INFORMATION GIVEN |
════════════════

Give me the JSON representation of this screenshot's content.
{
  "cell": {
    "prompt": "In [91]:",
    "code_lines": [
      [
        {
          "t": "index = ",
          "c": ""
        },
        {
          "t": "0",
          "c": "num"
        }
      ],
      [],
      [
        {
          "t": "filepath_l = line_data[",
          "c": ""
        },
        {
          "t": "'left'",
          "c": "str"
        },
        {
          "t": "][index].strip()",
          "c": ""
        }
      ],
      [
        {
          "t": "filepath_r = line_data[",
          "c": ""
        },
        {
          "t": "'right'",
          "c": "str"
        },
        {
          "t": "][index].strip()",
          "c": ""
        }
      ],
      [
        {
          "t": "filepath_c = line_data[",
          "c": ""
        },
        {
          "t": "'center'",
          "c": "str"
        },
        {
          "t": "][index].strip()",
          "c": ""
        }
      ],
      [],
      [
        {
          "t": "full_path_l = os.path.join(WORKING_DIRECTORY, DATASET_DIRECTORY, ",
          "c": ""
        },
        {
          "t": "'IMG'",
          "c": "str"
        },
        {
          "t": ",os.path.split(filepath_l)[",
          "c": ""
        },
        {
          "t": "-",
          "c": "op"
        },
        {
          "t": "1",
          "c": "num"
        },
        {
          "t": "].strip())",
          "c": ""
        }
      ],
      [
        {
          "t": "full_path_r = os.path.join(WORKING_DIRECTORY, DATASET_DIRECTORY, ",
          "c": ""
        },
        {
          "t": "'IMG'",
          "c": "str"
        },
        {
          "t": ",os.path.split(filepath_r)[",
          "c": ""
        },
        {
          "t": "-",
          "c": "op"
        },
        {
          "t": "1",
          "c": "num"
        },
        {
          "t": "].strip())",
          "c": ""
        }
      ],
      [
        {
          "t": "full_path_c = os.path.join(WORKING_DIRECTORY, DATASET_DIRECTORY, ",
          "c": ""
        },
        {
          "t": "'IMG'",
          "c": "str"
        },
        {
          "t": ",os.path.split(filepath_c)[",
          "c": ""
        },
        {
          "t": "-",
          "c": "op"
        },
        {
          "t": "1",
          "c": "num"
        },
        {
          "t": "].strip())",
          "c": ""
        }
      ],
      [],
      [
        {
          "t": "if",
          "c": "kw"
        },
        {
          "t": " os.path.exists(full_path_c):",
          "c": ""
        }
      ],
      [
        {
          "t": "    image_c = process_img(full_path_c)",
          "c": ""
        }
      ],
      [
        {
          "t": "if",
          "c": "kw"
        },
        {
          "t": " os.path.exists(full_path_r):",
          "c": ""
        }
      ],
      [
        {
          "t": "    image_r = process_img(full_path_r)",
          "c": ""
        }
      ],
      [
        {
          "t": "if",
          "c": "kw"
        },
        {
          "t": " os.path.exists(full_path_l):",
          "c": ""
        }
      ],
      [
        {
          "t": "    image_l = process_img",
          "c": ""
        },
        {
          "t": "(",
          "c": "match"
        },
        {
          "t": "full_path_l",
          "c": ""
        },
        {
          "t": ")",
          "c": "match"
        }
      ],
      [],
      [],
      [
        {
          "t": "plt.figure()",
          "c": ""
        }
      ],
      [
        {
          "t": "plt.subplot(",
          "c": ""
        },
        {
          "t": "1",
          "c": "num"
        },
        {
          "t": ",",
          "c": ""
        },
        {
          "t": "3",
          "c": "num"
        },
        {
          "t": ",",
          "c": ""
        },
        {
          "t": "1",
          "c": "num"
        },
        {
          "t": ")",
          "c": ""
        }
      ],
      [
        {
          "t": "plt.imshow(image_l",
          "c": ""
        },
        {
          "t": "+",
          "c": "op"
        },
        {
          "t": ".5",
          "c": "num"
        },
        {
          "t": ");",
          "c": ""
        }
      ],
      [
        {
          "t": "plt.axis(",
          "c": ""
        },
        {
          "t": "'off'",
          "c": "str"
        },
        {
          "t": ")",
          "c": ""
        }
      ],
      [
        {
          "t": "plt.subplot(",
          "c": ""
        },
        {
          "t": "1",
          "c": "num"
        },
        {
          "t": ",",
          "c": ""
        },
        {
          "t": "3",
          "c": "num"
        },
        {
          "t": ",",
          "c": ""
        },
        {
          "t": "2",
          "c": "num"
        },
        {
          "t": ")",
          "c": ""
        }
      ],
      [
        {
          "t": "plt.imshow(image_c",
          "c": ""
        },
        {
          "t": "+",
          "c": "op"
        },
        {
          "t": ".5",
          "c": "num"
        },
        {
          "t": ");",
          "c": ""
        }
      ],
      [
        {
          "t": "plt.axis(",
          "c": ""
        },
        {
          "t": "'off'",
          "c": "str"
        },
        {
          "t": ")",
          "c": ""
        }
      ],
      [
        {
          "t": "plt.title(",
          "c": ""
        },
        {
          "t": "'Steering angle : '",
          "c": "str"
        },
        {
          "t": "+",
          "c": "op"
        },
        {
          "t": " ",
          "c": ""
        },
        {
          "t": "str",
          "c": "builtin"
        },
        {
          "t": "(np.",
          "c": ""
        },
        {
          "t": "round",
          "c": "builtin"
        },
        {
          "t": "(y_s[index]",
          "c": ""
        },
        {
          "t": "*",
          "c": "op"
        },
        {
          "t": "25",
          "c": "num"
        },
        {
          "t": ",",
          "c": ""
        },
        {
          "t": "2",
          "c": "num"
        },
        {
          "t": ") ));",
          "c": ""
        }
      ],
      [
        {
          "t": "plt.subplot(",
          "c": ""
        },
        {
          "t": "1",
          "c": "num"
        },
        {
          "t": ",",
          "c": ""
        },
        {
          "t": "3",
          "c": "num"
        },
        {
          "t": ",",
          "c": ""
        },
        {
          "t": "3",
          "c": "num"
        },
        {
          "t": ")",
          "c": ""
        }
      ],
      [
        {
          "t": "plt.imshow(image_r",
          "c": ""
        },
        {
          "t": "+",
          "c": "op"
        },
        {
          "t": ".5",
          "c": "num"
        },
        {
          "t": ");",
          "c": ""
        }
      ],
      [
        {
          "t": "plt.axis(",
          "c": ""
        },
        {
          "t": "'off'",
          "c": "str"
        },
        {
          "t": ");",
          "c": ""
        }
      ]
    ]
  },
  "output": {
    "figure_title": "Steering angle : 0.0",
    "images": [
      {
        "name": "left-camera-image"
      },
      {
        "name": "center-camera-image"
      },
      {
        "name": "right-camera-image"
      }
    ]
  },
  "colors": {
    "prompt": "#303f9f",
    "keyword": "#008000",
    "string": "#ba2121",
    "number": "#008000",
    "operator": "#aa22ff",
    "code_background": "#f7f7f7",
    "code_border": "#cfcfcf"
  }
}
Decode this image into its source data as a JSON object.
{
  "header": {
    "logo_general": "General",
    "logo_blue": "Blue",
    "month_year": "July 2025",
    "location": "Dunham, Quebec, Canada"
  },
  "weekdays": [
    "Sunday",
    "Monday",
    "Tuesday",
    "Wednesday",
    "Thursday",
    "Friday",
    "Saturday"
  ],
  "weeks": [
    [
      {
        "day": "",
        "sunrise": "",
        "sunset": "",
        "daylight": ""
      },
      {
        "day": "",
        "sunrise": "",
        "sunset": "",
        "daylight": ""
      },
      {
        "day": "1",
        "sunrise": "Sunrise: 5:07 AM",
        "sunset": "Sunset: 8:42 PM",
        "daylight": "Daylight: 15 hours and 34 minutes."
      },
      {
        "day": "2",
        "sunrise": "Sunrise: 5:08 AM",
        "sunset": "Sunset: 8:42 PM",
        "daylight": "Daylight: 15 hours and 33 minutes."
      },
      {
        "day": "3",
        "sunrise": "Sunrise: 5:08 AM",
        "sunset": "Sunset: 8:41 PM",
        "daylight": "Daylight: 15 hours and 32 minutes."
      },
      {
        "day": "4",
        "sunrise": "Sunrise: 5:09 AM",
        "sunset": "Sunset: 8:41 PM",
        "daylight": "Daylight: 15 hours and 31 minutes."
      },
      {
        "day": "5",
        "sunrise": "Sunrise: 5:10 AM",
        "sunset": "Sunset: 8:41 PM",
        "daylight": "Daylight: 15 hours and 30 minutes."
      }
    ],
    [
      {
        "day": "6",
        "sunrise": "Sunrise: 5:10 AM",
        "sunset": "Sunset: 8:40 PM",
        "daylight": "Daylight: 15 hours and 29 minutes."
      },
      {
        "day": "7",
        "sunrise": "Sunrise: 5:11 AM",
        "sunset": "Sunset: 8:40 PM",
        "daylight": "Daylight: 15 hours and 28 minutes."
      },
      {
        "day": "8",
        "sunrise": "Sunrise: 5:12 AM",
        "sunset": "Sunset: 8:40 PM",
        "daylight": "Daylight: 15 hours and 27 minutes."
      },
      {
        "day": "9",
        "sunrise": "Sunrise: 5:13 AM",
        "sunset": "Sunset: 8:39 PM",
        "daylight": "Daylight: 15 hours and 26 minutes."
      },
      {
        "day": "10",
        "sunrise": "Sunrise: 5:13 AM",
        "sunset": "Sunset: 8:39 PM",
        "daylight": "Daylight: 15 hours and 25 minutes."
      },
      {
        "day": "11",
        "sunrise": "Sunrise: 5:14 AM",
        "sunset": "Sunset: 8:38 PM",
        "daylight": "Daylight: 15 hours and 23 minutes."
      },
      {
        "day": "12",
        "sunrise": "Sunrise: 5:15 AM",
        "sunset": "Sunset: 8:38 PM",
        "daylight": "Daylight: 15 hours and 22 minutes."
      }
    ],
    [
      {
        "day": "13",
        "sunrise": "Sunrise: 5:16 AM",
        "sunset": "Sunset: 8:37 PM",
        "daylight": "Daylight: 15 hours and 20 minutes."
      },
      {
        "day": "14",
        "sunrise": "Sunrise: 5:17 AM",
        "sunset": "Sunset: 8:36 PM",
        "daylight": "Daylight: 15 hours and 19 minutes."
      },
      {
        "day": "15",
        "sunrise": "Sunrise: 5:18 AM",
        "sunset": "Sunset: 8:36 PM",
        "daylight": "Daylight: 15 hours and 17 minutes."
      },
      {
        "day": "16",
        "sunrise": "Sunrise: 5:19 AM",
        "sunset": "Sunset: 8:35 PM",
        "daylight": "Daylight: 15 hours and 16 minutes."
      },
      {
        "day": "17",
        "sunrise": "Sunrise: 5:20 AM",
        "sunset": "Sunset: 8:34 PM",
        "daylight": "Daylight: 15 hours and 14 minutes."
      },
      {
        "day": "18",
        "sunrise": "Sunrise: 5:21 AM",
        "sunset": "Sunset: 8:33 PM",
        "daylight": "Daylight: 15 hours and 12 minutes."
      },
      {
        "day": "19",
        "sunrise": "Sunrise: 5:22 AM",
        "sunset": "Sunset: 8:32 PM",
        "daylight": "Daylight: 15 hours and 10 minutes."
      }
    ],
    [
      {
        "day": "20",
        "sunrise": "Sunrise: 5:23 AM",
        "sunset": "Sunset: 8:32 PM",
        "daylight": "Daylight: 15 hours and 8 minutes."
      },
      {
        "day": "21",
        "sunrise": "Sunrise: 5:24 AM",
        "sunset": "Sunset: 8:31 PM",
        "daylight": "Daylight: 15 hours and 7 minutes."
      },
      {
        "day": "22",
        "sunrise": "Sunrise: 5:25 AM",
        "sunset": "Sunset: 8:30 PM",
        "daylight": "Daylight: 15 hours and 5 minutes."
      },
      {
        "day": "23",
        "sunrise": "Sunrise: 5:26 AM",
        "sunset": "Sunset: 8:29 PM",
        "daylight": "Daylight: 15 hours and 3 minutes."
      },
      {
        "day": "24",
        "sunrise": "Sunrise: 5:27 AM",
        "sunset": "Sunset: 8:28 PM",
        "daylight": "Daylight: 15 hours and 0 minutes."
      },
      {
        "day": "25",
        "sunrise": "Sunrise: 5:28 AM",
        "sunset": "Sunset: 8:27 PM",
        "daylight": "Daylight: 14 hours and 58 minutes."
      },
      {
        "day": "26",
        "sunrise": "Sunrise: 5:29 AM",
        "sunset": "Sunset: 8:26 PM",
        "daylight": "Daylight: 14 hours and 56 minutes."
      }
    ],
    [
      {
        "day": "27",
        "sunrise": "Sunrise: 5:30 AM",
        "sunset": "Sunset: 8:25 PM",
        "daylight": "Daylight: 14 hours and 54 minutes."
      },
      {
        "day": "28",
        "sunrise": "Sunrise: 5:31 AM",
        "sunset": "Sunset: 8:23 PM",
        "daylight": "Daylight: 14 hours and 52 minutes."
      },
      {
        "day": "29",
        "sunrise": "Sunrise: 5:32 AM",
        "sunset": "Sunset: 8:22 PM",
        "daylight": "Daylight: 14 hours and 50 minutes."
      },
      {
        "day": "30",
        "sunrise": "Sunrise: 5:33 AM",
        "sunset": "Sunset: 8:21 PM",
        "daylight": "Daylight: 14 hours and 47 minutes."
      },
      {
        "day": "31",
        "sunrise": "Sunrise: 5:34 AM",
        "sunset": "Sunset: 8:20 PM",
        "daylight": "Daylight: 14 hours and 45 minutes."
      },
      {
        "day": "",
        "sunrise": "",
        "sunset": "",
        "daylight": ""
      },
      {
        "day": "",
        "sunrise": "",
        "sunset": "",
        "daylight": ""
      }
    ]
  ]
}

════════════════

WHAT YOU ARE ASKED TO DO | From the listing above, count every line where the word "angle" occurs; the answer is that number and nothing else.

SOLUTION | 2